Young children are more likely to get ear infections than adults for a few different reasons. Firstly, their immune systems are less developed, making children more susceptible to bacterial and viral infections. The small passageways that connect the throat to the middle ear (the Eustachian tubes) are also smaller in children and, therefore, more likely to get blocked by mucus in the event of respiratory infection.
Can You Prevent Ear Infections in Babies?
Almost 75% of children have at least one ear infection by the time they reach the age of three. Like chickenpox, it’s a harmless rite of passage for most young children and there’s little you can do to prevent it. However, studies have identified several risk factors for ear infections in babies and infants, some of which you can alleviate:
- Babies are most susceptible. Due to the reasons mentioned above, children between the ages of 6 months and 2 years old are most susceptible to ear infections.
- Smoke and air pollution. Poor air quality caused by air pollution and tobacco smoke has found to increase the likelihood of ear infections in babies.

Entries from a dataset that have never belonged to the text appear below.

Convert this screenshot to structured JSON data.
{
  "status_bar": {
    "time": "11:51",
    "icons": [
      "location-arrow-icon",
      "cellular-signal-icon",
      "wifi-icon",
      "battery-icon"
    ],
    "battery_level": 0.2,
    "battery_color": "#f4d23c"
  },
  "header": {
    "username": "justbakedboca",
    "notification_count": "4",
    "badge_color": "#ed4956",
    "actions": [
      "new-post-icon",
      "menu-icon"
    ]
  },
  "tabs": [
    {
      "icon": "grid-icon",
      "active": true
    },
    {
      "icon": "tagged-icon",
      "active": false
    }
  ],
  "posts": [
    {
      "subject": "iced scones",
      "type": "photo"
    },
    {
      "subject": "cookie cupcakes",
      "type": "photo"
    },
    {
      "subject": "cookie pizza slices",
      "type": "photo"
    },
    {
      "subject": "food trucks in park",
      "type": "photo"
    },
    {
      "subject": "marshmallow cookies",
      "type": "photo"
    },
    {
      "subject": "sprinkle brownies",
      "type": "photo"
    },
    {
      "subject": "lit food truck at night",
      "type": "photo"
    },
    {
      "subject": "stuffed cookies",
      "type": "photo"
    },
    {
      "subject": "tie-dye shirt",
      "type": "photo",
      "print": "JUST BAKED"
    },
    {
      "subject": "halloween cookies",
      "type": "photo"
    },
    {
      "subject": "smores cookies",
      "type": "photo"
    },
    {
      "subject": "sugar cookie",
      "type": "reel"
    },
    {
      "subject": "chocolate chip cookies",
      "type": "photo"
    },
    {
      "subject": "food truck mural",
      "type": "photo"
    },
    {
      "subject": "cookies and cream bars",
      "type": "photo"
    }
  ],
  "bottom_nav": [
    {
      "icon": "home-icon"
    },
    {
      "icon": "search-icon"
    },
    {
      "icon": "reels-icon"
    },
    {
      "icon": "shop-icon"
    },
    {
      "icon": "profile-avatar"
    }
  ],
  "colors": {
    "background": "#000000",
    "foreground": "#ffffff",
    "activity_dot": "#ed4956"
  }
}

Keep a smoke-free home to reduce the risk.
- Feeding style. Babies who are bottle-fed are more likely to get ear infections than those who are breast-fed, especially if they are fed while lying down. If you bottle-feed, do so with your baby in an upright position to reduce their risk of ear infection.
- Allergen exposure. Children with pollen allergies are more susceptible to ear infections when pollen counts are high. This is because the allergic response often leads to a build-up of mucus in the Eustachian tubes.
- Seasonal factors. Ear infections are most common in fall and winter, when colds and other respiratory infections are more prevalent.
Babies are very susceptible to ear infections, with up to 75% of children getting at least one by the time they reach their third birthday. Ear infections are, in the vast majority of cases, non-serious and easily treatable with mild painkillers. Most infections clear up by themselves within a few days, and antibiotics are rarely necessary.
However, you should take your child to see a doctor if they exhibit baby ear infection symptoms for longer than a day, are in severe pain, are younger than six months old or if you see fluid draining from the affected ear(s).